INFORMATION GIVEN:
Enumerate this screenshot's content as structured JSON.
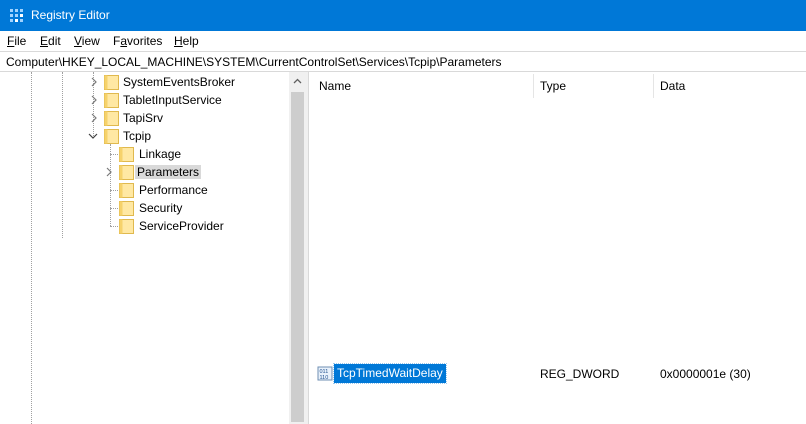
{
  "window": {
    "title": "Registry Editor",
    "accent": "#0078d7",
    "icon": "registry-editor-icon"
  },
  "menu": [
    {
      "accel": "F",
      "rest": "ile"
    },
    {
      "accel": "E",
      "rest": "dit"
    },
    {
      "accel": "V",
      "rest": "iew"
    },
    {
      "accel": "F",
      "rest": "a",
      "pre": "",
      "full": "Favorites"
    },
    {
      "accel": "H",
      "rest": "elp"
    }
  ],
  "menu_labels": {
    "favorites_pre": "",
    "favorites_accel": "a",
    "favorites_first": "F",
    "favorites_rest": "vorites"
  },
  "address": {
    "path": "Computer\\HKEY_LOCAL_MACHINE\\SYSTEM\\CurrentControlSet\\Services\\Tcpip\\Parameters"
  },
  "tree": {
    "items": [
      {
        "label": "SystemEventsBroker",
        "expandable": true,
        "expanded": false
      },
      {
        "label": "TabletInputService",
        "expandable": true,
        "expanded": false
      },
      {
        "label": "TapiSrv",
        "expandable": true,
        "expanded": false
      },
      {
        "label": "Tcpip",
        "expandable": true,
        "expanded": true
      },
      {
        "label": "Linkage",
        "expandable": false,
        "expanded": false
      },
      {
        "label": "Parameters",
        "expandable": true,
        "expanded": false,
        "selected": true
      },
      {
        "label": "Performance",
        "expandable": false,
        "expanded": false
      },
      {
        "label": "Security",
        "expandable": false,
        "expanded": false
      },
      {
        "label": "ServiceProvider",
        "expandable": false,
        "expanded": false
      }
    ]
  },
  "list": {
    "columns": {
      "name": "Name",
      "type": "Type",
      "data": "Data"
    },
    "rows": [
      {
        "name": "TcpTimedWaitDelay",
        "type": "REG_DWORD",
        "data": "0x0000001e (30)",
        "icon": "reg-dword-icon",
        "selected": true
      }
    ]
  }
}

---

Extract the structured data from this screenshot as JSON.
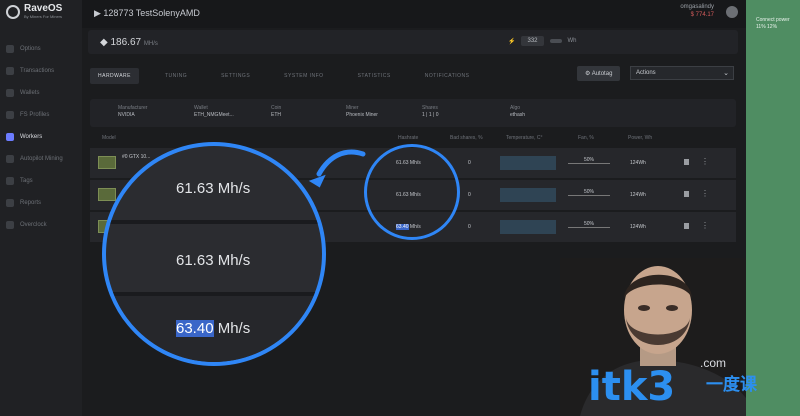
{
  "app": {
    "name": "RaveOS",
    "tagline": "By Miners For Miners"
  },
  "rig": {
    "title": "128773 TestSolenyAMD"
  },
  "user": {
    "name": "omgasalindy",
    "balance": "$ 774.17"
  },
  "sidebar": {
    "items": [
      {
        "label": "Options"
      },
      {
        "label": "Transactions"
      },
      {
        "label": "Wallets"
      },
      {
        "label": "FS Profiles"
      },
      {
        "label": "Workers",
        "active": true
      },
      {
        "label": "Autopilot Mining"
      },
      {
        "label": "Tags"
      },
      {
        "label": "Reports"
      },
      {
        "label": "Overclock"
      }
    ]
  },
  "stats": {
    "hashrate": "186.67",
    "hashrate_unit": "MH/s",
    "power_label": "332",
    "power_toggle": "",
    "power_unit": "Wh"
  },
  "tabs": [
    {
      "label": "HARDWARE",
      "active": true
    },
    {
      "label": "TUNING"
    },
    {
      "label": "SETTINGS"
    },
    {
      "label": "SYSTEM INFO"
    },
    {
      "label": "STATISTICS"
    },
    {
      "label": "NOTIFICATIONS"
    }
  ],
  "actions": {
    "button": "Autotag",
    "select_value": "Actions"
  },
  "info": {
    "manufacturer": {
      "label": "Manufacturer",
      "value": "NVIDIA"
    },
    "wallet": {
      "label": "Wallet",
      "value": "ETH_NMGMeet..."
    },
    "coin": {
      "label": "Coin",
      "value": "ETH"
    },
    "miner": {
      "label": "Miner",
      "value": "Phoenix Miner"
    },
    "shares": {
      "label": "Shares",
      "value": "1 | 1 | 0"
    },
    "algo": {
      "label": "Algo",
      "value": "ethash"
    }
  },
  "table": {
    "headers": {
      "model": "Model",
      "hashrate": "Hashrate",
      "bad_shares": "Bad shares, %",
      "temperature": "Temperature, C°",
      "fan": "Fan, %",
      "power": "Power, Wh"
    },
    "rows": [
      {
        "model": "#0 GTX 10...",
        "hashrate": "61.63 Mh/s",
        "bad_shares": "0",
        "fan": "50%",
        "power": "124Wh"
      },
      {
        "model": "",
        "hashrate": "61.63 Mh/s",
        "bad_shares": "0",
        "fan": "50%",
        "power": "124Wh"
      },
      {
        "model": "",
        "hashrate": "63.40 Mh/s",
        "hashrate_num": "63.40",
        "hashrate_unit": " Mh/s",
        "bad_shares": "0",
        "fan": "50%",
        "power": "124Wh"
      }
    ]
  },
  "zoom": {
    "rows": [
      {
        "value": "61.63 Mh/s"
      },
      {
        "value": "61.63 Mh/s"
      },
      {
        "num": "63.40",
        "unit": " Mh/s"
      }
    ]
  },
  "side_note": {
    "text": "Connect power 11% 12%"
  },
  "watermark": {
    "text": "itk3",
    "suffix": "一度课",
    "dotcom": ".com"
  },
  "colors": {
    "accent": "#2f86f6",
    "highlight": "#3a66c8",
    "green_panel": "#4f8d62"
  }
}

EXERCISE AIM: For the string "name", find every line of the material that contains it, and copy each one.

TASK OUTPUT:
      "name": "Name",
        "name": "TcpTimedWaitDelay",
    "name": "RaveOS",
    "name": "omgasalindy",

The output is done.